The UN draft’s failure to consider the varying ways that men and women experience the fallout from disasters is surprising given the volume of evidence and analysis that exists about this, including material generated by UN agencies themselves.

Only last year, the UN Development Programme published a report on the issue. [5] This includes a list of recommendations, some of which, such as including gender perspectives in disaster reduction efforts, admittedly are bland and generic. But there are more meaningful ones, for example analysing climate change data from a gender perspective, considering women’s traditional knowledge when analysing and evaluating disaster risks, and promoting women as participants in activities related to preparedness at all levels — including early warning systems, education, communication, information and networking.

With the wealth of material and evidence on gender and disaster that exists, the UN has no excuse to ignore it in subsequent drafts of the framework.

Henrietta Miers has worked across Africa and Asia as a gender and social development consultant for 20 years, specialising in gender policy.

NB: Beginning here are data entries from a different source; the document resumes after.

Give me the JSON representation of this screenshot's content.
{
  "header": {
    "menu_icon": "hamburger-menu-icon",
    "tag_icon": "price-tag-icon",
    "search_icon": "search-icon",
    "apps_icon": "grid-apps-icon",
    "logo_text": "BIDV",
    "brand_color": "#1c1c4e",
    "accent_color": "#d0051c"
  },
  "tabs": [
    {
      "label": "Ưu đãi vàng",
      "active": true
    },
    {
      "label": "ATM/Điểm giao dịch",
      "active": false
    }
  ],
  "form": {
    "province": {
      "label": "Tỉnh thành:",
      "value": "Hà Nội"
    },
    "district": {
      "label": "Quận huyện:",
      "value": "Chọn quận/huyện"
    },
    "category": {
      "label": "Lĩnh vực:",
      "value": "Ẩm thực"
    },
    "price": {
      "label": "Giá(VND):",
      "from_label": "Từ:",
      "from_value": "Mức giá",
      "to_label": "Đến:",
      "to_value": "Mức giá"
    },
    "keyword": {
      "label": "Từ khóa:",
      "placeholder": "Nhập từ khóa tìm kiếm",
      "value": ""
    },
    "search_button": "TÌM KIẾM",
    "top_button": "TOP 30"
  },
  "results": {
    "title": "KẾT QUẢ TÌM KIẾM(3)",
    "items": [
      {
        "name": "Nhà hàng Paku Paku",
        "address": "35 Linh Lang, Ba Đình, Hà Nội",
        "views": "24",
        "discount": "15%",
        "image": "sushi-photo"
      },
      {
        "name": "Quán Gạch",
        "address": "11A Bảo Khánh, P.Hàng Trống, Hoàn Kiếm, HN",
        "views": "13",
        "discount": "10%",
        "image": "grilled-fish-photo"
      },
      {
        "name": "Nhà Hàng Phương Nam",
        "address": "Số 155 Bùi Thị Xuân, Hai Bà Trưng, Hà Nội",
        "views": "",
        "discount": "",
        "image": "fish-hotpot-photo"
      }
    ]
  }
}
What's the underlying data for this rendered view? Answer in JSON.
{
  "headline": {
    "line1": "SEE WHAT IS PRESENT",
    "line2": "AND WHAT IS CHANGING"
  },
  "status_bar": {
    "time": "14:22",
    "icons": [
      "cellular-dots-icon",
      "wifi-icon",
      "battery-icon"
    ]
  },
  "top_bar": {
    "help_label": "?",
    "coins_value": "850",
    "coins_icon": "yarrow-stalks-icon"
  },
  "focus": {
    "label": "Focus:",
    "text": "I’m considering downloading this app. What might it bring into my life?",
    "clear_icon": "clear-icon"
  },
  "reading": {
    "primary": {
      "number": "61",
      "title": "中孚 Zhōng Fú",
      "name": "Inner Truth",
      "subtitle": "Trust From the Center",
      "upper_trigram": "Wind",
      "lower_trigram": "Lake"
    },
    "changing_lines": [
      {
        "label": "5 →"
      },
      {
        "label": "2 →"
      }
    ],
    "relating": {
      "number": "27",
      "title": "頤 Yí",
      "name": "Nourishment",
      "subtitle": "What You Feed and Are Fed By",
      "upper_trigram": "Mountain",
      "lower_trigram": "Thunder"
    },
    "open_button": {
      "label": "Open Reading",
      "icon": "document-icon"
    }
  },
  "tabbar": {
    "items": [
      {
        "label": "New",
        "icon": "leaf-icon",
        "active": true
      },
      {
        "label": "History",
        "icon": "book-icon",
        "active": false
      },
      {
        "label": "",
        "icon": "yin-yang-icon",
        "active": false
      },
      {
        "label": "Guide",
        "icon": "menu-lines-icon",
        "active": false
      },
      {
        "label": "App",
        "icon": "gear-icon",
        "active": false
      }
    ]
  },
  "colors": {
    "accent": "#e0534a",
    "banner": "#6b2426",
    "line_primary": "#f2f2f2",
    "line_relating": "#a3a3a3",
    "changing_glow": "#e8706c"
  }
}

She is senior associate of WISE Development, a consulting company that focuses on boosting economic opportunities for poor women.


[1] Pre-zero draft of the Post-2015 Framework for Disaster Risk Reduction (UN World Conference on Disaster Risk Reduction, accessed 30 September 2014)
[2] Ebola outbreak takes its toll on women (UN Women, 2 September 2014)
[3] Oxfam Briefing Note: The tsunami’s impact on women (Oxfam International, March 2005)
[4] Livelihoods and adaptive capacity in Bangladesh (Tiempo, April 2006)
[5] Gender and disaster risk reduction (UN Development Programme, 2013)